Migrants at sea

Priority: saving lives at sea is always a priority

Dutch Shipowners:

"Saving lives in emergency situations is always an absolute priority. That said, it is the also the job of European governments to find a lasting solution to the migrant problem in the Mediterranean Sea."

The KVNR continues to call on the Dutch government to adopt a common position and approach at the European level. This will limit the role of merchant shipping and allow migrants to disembark without delay in a safety.

KVNR - Cathelijne Bouwkamp - Maritime Security & International Law _web


Cathelijne Bouwkamp
Maritime law and Security

+31 10 2176 279
+31 6 4168 5465

KVNR - Nathan Habers - Public Relations, Crisisco├Ârdinatie en Geopolitiek - web
Press inquiries


Nathan Habers
Public Relations

+31 10 2176 264


In recent times, migrants are trying to reach Europe by crossing the Mediterranean Sea in small boats. This practice is often handled illegally by people smugglers without due care for the safety and survival of the migrants.

Shipowners and their crews have a legal duty to help anyone in peril at sea. Part of that assistance may be that the captain decides to take people on board. An important point here is that the ship is permitted drop the migrants off at a safe port of call.

The following problems are relevant to the Central Mediterranean. The current reluctant stance of Italy and Malta to accept migrants, and the position of Libya as a country with an active, recognized coastguard but also with an insecure status, means that a ship with migrants on board may have difficulty disembarking these people. Furthermore, there is a risk that migrants, for whatever reason, are not satisfied with the port or country where they have to disembark. This has the potential to cause an unsafe situation on board.

The European Union no longer operates active missions against human trafficking. Operation IRINI aims to combat arms smuggling to Libya; its main purpose is to enforce the arms embargo. Any naval vessels involved are of course still obliged under international law to rescue people in danger at sea, but searches and monitoring are no longer actively executed. Frontex is active. Frontex is the European Border and Coast Guard Agency. Frontex coordinates multiple anti-smuggling operations, such as Minerva and Indalo in Spain, Themis in Italy (which replaces Operation Triton) and Poseidon in Greece. These operations focus on surveillance and border control in the Mediterranean Sea.
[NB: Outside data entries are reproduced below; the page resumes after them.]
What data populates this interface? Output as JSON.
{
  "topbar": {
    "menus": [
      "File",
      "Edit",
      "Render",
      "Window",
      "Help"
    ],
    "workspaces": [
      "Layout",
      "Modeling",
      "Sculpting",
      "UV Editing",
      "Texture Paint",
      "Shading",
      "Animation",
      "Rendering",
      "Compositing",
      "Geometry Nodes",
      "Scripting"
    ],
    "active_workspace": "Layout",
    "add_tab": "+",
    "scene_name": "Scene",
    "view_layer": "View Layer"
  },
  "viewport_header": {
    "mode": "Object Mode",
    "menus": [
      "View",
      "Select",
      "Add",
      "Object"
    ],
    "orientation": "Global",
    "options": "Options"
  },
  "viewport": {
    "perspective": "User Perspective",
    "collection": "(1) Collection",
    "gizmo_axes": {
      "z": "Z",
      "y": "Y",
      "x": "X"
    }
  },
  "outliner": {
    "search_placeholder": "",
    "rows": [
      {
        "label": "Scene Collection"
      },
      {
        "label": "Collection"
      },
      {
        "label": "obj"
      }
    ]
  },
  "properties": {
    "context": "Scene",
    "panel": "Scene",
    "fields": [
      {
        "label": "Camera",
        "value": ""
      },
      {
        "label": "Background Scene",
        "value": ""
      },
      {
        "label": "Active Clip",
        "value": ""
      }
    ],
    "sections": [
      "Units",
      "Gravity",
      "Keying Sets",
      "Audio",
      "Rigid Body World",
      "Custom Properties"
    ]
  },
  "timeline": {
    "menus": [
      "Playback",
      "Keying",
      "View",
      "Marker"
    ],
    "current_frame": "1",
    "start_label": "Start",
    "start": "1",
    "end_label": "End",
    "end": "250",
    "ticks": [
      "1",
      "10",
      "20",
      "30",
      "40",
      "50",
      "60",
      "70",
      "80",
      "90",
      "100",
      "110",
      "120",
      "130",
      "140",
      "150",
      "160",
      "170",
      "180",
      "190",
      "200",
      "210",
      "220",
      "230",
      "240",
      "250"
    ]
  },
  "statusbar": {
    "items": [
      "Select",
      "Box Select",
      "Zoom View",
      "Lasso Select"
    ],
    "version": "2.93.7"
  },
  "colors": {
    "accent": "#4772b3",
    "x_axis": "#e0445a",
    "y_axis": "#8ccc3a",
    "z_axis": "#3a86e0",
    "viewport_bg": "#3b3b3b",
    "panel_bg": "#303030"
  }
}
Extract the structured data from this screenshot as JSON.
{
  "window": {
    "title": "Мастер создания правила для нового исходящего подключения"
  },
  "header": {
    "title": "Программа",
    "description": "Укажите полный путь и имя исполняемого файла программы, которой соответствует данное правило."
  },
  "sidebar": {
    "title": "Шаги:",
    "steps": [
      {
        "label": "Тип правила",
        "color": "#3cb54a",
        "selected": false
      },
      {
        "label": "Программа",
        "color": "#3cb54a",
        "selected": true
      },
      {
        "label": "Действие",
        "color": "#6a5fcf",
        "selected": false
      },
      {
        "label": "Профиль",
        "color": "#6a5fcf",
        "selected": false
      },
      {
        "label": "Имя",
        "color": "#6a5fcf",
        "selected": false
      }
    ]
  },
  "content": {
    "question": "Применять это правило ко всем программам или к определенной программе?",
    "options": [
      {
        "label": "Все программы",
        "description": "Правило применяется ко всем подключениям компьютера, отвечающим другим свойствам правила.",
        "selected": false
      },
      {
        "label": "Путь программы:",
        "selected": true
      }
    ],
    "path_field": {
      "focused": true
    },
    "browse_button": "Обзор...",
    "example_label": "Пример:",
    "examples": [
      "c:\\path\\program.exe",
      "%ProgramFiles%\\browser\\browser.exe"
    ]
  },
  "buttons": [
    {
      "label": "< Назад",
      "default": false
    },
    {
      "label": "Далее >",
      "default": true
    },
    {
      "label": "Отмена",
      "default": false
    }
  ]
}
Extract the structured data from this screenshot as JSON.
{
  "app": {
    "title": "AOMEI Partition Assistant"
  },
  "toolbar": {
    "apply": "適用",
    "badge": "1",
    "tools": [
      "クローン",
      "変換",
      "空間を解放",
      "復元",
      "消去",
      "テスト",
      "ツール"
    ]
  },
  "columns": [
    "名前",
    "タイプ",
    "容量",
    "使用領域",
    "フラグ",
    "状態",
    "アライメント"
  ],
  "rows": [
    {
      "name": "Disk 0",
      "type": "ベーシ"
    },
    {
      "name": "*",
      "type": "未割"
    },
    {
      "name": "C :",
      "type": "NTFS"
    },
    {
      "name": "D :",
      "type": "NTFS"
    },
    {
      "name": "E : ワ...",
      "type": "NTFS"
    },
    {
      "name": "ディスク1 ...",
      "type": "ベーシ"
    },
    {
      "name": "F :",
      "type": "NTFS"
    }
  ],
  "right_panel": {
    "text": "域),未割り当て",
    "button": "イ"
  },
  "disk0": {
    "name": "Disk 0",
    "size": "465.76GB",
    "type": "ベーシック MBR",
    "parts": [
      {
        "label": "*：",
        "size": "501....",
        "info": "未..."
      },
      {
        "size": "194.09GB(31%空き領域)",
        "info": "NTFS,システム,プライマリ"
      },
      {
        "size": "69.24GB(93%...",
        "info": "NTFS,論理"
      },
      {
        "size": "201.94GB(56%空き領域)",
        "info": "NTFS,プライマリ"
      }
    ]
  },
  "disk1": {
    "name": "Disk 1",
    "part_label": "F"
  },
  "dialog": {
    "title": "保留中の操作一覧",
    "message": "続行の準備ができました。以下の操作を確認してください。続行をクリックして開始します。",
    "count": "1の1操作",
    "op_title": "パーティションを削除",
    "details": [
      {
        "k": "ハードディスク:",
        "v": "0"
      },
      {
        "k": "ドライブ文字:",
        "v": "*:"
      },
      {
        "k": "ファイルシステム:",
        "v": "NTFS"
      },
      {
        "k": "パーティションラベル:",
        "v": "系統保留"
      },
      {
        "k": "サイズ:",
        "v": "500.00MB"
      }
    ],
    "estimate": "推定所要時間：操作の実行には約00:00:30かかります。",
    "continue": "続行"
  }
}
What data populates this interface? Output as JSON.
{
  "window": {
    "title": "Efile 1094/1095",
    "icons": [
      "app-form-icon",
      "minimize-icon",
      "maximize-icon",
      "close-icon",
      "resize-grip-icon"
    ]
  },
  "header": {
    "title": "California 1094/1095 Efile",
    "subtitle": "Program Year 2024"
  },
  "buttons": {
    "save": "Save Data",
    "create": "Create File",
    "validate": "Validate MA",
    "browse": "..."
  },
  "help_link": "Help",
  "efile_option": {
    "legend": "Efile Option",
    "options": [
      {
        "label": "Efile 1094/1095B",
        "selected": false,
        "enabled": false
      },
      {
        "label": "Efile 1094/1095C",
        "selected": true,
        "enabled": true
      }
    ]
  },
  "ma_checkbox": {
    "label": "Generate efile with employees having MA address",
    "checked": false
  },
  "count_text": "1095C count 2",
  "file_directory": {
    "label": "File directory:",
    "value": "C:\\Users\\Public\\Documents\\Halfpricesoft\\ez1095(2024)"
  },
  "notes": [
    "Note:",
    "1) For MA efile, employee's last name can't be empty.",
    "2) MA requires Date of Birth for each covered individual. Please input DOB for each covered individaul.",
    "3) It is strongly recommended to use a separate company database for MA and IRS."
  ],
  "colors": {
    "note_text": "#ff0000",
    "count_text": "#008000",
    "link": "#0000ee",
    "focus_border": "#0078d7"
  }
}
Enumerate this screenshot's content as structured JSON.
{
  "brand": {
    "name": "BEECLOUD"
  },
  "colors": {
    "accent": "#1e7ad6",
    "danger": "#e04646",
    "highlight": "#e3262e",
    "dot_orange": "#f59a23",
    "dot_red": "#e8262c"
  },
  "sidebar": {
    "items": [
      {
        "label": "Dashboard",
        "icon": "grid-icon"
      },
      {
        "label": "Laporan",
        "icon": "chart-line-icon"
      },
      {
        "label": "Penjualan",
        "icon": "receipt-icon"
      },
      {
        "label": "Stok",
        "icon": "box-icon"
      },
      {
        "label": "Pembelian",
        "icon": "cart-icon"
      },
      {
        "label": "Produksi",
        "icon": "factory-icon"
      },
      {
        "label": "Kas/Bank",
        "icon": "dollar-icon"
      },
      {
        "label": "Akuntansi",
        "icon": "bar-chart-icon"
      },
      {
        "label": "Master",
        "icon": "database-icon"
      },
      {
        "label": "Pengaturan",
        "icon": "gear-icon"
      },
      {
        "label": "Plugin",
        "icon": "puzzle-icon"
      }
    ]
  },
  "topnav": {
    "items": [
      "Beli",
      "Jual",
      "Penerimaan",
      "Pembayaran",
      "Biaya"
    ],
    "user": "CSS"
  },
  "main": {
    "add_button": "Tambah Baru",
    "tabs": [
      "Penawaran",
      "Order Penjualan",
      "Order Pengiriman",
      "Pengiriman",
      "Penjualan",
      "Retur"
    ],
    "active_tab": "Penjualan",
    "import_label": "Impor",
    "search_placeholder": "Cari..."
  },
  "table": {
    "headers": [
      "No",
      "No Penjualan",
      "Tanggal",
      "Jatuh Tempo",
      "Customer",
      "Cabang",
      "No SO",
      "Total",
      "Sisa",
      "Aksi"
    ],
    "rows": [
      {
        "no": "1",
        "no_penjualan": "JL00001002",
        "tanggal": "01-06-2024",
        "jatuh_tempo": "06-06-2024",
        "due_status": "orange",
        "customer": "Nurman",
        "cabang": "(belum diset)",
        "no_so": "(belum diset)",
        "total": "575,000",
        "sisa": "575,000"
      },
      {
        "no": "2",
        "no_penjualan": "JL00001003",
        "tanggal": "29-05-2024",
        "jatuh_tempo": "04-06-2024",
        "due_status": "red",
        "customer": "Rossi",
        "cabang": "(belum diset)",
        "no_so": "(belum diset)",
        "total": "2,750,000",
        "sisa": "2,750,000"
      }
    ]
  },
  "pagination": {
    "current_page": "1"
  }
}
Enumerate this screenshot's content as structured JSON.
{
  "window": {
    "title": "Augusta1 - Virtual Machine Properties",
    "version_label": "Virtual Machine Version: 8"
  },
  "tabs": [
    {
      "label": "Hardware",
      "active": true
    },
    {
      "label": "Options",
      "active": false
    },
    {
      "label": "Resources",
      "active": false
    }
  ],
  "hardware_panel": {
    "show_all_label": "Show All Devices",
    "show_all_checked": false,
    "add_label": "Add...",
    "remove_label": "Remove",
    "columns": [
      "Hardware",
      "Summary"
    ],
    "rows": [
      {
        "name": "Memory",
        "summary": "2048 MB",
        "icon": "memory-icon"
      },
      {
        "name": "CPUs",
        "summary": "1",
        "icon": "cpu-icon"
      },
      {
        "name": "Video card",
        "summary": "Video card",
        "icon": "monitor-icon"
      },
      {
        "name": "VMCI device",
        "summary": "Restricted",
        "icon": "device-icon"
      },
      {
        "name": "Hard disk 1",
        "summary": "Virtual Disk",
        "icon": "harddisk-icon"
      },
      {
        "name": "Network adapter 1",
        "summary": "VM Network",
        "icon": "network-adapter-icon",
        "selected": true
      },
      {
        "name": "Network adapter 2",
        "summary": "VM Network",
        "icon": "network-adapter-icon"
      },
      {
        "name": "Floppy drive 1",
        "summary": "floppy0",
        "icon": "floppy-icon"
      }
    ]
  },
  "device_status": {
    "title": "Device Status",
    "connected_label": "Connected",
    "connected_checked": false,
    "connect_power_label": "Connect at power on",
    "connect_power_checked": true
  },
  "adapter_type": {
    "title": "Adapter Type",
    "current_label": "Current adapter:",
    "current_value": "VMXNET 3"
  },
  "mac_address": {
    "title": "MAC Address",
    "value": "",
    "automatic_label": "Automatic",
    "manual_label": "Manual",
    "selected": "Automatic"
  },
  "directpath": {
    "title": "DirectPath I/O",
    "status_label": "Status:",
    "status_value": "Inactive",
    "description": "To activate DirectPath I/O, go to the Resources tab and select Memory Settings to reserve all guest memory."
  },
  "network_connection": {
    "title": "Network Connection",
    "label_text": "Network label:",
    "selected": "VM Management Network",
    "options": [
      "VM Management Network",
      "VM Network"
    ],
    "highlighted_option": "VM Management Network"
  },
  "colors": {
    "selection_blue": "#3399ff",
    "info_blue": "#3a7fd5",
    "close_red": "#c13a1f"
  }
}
The challenge

Through contact with members of the Dutch parliament, the European Community Shipowners’ Associations (ECSA) and the International Chamber of Shipping (ICS), the KVNR has repeatedly drawn attention to the problems in the Mediterranean Sea. In fulfilling their obligations under the UN Refugee Convention, shipowners and their crews want to help people in danger at sea. On the other hand, a situation cannot be created where European authorities see less urgency to find a solution due to the rescue operations of the merchant navy.

The KVNR considers it a joint task of European governments to find an approach that takes humanitarian factors as well as the situation of merchant ships into account. The EU’s New Pact on Migration and Asylum (November 2020) does not include information about merchant shipping and disembarkation. According to the KVNR, this is a missed opportunity. For this reason, this subject is also being discussed with the European Commission. The KVNR and ECSA would like the European Commission to indicate explicitly the role of merchant shipping.

Furthermore, it is necessary that Frontex continues to operate effectively, especially now that EU NAVFOR no longer offers support. As many boat migrants as possible must be identified and rescued in good time by trained and equipped units. If merchant ships do carry out rescue operations, the disembarkation of migrants must be able to take place as quickly as possible and with the full cooperation of the relevant authorities.

State of play - 18 February 2021

In 2014, international merchant navy vessels saved a total of 40,000 migrants at sea. This was a record number. From 2016, these numbers have fallen sharply and stabilised. Statistics relating to the European refugee and migrant crisis are kept by the UN Refugee Agency (UNHCR).

The role that Operation Sophia had contributed in picking up migrants in peril now seems to have been passed to the merchant navy. As such, the situation seems to have returned to how it was in 2014/2015, when the merchant navy had to rescue the vast majority of migrants, thus forming part of the structural rescue procedures.

This is not the desired outcome of the situation and the KVNR continues to call on the Dutch government to adopt a common position and approach at the European level. The first step is that the role of merchant shipping must be limited and migrants must be able to disembark in a safe harbour without delay.